This is what I meant earlier in saying that the Kavanaugh matter is less about finding the truth than exacting “rough justice.” Realistically there’s no way to get to the truth. Ford will say he did it, Kavanaugh will deny it. There’ll be no hard evidence either way. Then what? Even if you could place Kavanaugh and Ford together at a party in 1982, how could you find probable cause to believe he attempted to rape her when a third person who was supposedly physically present in the room, Mark Judge, says he never saw Kavanaugh behave that way? The hearing on Monday isn’t a “fact-finding” process, it’s a wrestling match over who deserves the benefit of the doubt in a “he said, she said” case in an era of dueling presumptions. Do we try to atone for ages of giving short shrift to bona fide sex-crime victims by presuming Ford’s memory is more accurate than Kavanaugh’s, “rough justice” for #MeToo? Or do we stand firm on the presumption of innocence by insisting that a single bare accusation, even if sincere, isn’t enough to ruin someone’s reputation? Because that’s what this is about. It’s not just a Supreme Court seat. People who know Kavanaugh will never look at him the same way, even if he’s completely innocent.

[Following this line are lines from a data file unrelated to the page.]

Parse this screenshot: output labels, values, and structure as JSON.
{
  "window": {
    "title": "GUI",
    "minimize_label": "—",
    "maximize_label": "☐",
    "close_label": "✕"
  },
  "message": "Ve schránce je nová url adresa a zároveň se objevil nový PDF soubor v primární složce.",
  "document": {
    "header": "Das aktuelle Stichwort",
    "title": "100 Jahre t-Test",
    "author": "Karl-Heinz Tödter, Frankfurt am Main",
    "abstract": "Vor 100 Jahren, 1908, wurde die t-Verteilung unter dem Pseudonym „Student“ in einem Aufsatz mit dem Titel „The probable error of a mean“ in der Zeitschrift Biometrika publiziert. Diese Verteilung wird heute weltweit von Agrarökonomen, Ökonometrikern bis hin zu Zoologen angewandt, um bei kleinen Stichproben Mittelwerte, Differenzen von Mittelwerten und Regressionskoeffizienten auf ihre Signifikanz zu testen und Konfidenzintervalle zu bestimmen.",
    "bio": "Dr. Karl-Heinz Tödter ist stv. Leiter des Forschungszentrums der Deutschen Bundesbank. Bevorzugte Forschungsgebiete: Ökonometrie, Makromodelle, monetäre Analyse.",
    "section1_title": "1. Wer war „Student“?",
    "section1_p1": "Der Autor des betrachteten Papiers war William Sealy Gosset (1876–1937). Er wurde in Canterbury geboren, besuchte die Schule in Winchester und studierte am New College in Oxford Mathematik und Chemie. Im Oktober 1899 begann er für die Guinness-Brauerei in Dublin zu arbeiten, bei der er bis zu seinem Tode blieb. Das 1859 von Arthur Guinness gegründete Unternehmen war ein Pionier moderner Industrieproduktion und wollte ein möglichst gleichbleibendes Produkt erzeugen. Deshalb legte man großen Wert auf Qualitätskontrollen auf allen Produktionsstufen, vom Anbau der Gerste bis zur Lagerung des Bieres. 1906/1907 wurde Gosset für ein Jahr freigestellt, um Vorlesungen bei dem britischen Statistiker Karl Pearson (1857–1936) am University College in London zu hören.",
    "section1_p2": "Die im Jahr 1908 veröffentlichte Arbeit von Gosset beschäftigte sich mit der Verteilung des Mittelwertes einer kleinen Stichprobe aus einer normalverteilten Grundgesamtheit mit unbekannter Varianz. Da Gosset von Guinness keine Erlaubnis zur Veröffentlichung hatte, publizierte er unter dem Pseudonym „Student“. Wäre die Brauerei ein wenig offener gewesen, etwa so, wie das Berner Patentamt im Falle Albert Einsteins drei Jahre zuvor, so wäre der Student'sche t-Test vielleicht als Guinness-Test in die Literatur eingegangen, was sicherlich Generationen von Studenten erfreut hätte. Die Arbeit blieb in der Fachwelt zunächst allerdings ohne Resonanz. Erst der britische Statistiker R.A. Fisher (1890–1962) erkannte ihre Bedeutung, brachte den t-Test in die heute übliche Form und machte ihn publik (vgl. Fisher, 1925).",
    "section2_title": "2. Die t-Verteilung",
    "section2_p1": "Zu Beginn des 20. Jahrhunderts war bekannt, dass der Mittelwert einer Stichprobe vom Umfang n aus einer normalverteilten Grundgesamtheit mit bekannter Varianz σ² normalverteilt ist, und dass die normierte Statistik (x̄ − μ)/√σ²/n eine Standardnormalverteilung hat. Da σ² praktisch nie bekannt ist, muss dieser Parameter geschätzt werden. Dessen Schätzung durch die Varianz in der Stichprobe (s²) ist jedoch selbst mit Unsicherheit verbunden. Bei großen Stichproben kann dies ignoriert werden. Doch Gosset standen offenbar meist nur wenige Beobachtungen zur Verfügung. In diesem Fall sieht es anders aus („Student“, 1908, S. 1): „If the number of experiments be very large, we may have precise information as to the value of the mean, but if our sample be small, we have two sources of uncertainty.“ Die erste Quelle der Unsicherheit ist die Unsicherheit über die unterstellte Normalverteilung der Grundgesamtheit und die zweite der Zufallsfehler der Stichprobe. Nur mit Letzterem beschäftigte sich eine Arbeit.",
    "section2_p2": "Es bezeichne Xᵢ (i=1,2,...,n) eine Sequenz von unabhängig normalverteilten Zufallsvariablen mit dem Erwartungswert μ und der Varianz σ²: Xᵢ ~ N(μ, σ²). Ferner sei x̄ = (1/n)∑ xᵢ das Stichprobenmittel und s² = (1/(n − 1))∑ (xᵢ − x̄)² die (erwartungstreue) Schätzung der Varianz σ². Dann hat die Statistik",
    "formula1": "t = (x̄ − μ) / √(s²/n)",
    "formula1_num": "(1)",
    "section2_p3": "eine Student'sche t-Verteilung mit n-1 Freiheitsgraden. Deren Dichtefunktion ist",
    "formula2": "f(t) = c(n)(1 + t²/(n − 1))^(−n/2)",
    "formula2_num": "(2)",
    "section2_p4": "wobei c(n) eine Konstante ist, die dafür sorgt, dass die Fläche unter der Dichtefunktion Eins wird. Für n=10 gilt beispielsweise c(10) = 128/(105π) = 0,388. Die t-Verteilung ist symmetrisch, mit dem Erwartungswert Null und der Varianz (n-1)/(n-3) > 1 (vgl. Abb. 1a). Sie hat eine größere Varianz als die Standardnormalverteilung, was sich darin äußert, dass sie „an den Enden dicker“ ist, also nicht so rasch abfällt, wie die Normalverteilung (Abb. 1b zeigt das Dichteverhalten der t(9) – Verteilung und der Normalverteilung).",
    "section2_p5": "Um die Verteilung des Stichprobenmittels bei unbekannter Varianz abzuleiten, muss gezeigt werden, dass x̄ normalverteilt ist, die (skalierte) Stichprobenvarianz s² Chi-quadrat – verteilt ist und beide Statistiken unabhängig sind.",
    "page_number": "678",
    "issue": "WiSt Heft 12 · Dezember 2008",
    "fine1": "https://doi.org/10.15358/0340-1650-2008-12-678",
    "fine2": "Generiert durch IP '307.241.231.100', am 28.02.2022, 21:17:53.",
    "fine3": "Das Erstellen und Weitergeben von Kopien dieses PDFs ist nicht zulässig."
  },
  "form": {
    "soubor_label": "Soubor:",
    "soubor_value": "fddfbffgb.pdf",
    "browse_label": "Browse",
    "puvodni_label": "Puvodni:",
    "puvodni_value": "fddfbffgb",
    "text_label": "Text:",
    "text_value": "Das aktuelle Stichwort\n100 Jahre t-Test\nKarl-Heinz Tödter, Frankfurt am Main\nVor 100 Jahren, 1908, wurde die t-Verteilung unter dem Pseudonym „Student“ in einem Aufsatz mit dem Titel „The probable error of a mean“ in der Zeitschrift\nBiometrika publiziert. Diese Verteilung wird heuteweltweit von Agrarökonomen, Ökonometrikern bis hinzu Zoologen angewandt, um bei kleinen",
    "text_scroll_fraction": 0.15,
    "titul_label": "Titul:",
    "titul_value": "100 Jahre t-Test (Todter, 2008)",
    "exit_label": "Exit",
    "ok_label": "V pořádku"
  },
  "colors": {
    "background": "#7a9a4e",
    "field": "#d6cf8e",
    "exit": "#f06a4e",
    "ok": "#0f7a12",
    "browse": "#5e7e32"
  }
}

Biden wants rough justice. So do other Democrats and Democrat-friendlies:
The idea that Ford shouldn’t be challenged or shouldn’t even need to testify for her version of events to be believed is about as strong as the “rough justice” impulse gets. But then, if you’re resolved to give her the benefit of the doubt no matter what, why would you need to hear from her? The matter is already concluded.
Here’s more “rough justice” from Democratic Sen. Richard Blumenthal, who had a good question put to him by John McCormack: What would it take at the hearing to convince you of Kavanaugh’s guilt? The hard answer for lefties is that there’s almost nothing that might come up by way of solid evidence, and Blumenthal knows it. So he can’t demand that. His choice is either to say forthrightly that he believes Ford because left-wing politics compel him to in this case or to hedge. He chose to hedge:
TWS: So there’s no way to prove [one’s] innocence here?
Blumenthal: We need to do the full fact-finding, and I’m not speculating on what the standard should be. But we need to know the facts.
TWS: So you don’t know how an innocent person could prove his innocence in this situation? I mean, if it was yourself and a 35-year-old accusation from one person, how would you prove your innocence here?
Blumenthal: The investigation has to talk to the witnesses who were there at the time, has to include all records and other evidence. That’s the way cases are done. That’s the way cases are proven.
Maybe Blumenthal’s struggling with this like everyone else and isn’t yet at the point where he can articulate a good-faith standard? Or maybe not: Get a load of his latest talking point below. The problem for Ford and her perceived credibility is that her allies in the Senate are garbage cutthroat partisans, every bit as much as the worst Republicans are if not more so. They’re happy to see Kavanaugh burn, whatever it means for the presumption of innocence.